When I went to church, the word “community” was thrown around a lot. It referred to your church, your friends, the town you lived in, the people you were expected to “minister” to. I had community everywhere.
Then, I stopped going to church.
My community was church. It all stopped. And much of that was because of me. I needed space. I wanted distance.
I graduated college, got engaged, moved to Egypt, got married, and moved to Washington D.C. — all within six months. In a matter of months, I’d burned down the life I’d built over 23 years and scattered the ashes across two continents and a couple of states.
Around this time, I also created an account on a new social media platform the kids were calling “Instagram.” Suddenly, I had unlimited access to people I’d known for years, only met once, or had never met.
I saw others post about their “tribe,” share barrages of images from music festivals, share novel-length captions about their experiences, deep conversations, and profound realizations.
Everything was glossy. Even their struggles seemed perfect to me. There was always a friend’s shoulder to cry on. Someone to reflect their worth or listen to their weeping. A cross-country road trip to heal a difficult moment.
And there I was. Working my first post-college, post-wedding, mid-recession job asking girls my age if they wanted paper or plastic for bottles of eight-dollar wine I knew I couldn’t afford.
My community was a husband I was still getting to know and a self I’d dismantled and wasn’t quite sure how to rebuild.
Therapy, time, and respect for myself have rebuilt the way I view the world and my relationships. But I still find myself getting sucked into the community social media whispers everyone else has but me. The kind of community that rights all wrongs and turns all your problems into life lessons you contemplate while watching the sun rise.
If having a child has taught me anything (and it has), it’s that we’re all craving relationship with people in the same life stage. We want to be heard by people who won’t judge us for not being able to breastfeed. Who will say, “I’ve been there,” when all we can do is cry because life seems too big. Who know the victory of simply getting out of the house with a tiny human. Or getting out of the house without a tiny human. Who will sit with us and love us without pity or fear when we tell them we believe in God but don’t believe in the church. We want to be known by people who just … know.
For many of us, that doesn’t look like the plastic pictures we see on social media. It looks like a lot of text messages answered a week late. Cross-country trips getting postponed because the money just isn’t there. Virtual baby showers. Cautious emails that beg its readers to love, to care, and to answer without judgement.
It means finding yourself a little lonely a few times a week. It means giving value to the communities you’ve been a part of through the years.
One of my communities lost a friend last week. As we’ve been grieving together and sharing songs and memories and photos and validation of our right to mourn someone we haven’t seen in years, an email chain we’d all been on surfaced. I soaked in my lost friend’s words, wished I could email him back, and cried grateful tears for having had him as my community, even for a few years. Here are his words:

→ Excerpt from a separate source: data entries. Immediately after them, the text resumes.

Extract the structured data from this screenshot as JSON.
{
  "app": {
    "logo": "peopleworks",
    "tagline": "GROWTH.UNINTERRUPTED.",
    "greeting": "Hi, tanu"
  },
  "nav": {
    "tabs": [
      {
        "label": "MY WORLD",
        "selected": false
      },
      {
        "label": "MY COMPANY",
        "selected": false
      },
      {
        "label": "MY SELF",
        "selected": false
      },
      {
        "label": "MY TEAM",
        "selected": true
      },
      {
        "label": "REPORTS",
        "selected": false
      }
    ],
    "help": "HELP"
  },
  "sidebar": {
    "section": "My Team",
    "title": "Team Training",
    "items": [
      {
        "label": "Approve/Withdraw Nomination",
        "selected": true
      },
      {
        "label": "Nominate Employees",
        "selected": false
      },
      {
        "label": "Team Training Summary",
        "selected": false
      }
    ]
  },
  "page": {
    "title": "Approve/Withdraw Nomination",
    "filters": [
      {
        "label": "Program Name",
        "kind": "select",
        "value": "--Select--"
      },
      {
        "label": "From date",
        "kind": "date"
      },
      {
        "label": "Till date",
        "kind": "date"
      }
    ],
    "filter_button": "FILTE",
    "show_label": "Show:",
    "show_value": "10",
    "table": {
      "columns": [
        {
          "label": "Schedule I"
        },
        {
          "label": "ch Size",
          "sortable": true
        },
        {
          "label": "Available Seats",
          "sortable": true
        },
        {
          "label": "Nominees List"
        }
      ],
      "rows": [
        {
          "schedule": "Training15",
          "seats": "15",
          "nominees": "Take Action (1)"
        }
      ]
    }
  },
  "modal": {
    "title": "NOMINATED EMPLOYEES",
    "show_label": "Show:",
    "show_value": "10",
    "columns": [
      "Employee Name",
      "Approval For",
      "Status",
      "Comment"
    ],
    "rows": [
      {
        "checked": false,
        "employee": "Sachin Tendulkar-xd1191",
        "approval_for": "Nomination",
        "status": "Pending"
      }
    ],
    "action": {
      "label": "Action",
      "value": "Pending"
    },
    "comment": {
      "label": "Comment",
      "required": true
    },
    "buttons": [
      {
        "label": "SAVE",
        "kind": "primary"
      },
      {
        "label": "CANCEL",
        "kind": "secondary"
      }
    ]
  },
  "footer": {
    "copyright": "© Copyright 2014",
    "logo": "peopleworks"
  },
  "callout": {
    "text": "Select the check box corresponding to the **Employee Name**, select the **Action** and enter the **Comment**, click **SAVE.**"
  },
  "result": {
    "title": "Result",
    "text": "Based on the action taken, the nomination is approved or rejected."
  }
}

… There is a magnificence to “everyday” life that often goes overlooked. Something miraculous that somehow two elements of Oxygen combine in the outside world, enter our bodies because of pressure differentials created by the contraction of a muscle, the diaphragm giving the tiniest parts of ourselves, cells, respiration.
Then from there to neurotransmitters that allow neurons to fire between other neurons a series of chemicals that we know as thought. Here are thoughts. Written on a window I can’t really touch with my own finger, but I have to type on some buttons a few inches from this elusive “window” … that’s only possible because of muscles in these fingers. There is a person behind all this. Not the person in my thoughts — someone above these thoughts who so desperately wants to let me in on what He intended life to feel like. A Divine Conspiracy of sorts, eh?
That most of the time, we never realize the man behind the friggin’ curtain. If we only understood that the curtain was torn in two and that all things in heaven were released into our reality … wow. How much differently would we live. Smaller things would matter more than we make the larger things to be. Home-cooked dinners with your family would mean more than making a drop of shoes in an impoverished country.
SO this is it. I’m learning that there is no such dichotomy between the person I want to be and the person I am. The dream I have for the future and the life that’s there right between my eyes. Between what I think is important and what I don’t. Stop making divisions. You may not be changing the world explicitly in your day job, but you’re learning just how pretentious it really is to claim to be changing the world when you have a hard time changing yourself to live more fully. I know this sounds maybe sad, but to me, I’ve never felt more inspired – ever. I’ve been talking in my sleep about a dream … I’m awakening.
And it’s you … all of you that I love more than anything. Keep going, friends. I want to hear you.
Keep cultivating community. Hold tight to the ones you love — whether you told them you loved them two minutes or ten years ago.
Find wholeness is those moments or seasons of loneliness. Others are there, too. Always keep reaching for the light and the community that pours into you exactly what you need. Keep going, friends. The world wants to hear you.
A GoFundMe page has been set up for our friend’s wife and sweet baby boy. Click here if you’d like to donate.